Terrestrial Planet Exploration: Earth as an example



Surface features


Chemistry: ocean crust chemically different than continental crust; hydrated minerals (evidence of water); evidence of life (analysis by in situ measurements, returned samples; or remote sensing from orbiting satellite)


Cratering: craters rare on earth due to tectonism and erosion; craters most likely to be found on oldest crust (continental shields up to 2 billion years old)


Crustal ages: ocean crust youngest (less than 200 million years old and still forming by sea floor spreading); continental crust up to 2 billion years old). Dating transportable to other terrestrial planets  include:


                        Isotopic ratios

Crater density (theoretical relationship between age and crater density; calibrated by lunar rocks).


Bimodal surface: stripping off the water from oceans, leaves a lower lying oceanic crust, suggesting fundamental density and chemical differences between ocean and continental crust


Linear features: mountain belts, faults, morphology of sea-floor spreading and transform faults in oceans observable from both direct bathemetry measurements as well as remotely from measuring gravity variations from satellites.






Temperature profile (convecting (windy) regions have higher dT/dz)


Scale height (height at which pressure is exp(-1) x surface pressure (about 1/3 surface P)




Mass and bulk density


For planets less 3000 km or less in radius, bulk densities on the order of 3 gm/cm**3 consistent with silicates.  Larger values suggest iron enrichment.  For Earth size planets (radius 6000 km or larger) compression due to pressure needs to be factored into the analysis. 


Gravity and topography


Gravity potential: Potential shape and precession rate give moment of inertia (constraint on existence of dense core or internal homogeneity (I = 0.4 MR**2 for homogeneous sphere).  Ellipticity of potential can also be used to measure amount of “tidal despinning” (slowing down of rotation due to tidal friction).


Wavelength at which gravity correlates or  decorrelates with topography: Can measure thickness of mechanically more rigid surface layer (plate or lithosphere).

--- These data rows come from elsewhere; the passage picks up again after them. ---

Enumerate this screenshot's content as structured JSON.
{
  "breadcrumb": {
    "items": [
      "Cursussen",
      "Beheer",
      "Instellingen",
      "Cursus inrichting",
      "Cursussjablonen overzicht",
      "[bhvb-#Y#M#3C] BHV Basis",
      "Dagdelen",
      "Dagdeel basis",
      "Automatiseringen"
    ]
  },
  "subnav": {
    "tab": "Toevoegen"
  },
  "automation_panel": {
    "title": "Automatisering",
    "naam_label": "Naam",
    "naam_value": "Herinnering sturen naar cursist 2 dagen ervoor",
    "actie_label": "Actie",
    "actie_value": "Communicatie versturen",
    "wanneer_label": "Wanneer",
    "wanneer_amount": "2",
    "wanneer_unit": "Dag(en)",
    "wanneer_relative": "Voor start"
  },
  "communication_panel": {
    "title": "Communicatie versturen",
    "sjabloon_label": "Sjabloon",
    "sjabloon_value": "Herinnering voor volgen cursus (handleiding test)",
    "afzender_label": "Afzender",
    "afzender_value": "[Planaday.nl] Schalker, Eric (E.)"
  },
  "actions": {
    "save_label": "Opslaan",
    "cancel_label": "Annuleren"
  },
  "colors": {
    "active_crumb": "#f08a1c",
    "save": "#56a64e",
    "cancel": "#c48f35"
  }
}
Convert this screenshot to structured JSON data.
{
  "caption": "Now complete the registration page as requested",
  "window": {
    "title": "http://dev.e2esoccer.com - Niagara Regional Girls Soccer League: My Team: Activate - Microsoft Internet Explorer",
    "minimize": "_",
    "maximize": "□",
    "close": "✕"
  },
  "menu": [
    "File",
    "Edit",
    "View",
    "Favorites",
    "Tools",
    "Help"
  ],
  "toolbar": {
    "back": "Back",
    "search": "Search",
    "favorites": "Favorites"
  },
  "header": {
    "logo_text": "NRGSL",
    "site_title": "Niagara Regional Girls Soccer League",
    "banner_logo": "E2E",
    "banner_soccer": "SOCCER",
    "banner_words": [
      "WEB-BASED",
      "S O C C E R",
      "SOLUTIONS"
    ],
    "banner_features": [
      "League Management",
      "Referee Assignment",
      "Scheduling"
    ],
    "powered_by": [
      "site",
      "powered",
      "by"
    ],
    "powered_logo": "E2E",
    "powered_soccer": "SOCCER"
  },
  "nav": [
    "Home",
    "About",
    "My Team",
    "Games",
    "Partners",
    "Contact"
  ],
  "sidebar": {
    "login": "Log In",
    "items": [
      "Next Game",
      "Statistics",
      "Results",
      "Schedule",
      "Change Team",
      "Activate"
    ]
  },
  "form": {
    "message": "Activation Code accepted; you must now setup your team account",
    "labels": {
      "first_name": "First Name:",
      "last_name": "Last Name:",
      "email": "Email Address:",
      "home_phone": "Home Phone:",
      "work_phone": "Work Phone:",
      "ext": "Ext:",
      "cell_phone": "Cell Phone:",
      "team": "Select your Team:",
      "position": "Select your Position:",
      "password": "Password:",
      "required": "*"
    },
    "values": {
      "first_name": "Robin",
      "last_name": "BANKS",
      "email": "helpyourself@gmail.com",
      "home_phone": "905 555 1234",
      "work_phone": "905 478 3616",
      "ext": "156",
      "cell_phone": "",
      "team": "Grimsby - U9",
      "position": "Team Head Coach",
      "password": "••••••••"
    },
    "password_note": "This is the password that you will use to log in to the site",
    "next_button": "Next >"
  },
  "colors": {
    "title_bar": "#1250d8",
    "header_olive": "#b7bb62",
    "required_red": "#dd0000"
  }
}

Spatial variation of gravity:  Can locate density anomalies near the surface, e.g., the masscons of Earth’s moon.




Radial discontinuities in chemistry and solid/liquid phase:  discontinuities an be identified with high precision, e.g., Earth’s crust/mantle, mantle/outer-core, and inner core/outer core boundaries.


Smaller spatial scale variations of seismic velocities: Seismic tomography (3-D image of seismic velocities) can be used to identify temperature and chemical anomalies).


Temperature and heat flow


T with depth: Characteristic temperature versus depth profile of a terrestrial planet has a step gradient (dT/dz) near the surface, which flattens when it approaches the melting temperature of the planet.  The point where this transition occurs can be used to estimate plate thickness (100-200 km on Earth).  Transition marks a change to lower viscosity, more plastic mantle.





Curie temperature: Temperature at which rocks can preserve a magnetic field is on the order of 500 deg C.  This temperature is exceeded at about 10 km beneath Earth’s surface.


Paleomagnetism: Spatial variations of the magnetic field preserved in the upper 10 km of the Earth  confirms existence of active plate tectonics, its unique form and morphology on Earth, and can map the history of plate movements.


Evidence of active dynamo: Earth has the strongest magnetic field (primarily dipole measured at surface) of any terrestrial planet.  Since temperature exceeds 500 deg C. below 10 km from surface, this field could only be the result of an internal dynamo.


Mechanism of internal : An electrically conducting fluid in motion due to either heat transport by convection due to cooling of liquid metallic outer core, radiogenic heat in the outer core, and/or solidification of Earth’s inner core. In gas giants this moving metal is hydrogen (H is a metal with free electrons at high pressure).


Planet rotation: Important in orienting the magnetic dipole nearly conincident with the geographic (rotational or “true” north/south pole).


Venus vs. Earth: Venus, in contrast to Earth, may have a weak magnetic field because it slightly smaller radius may put iron in the P-T (pressure temperature) field of solid iron throughout its core (no fluid motion in a metallic core).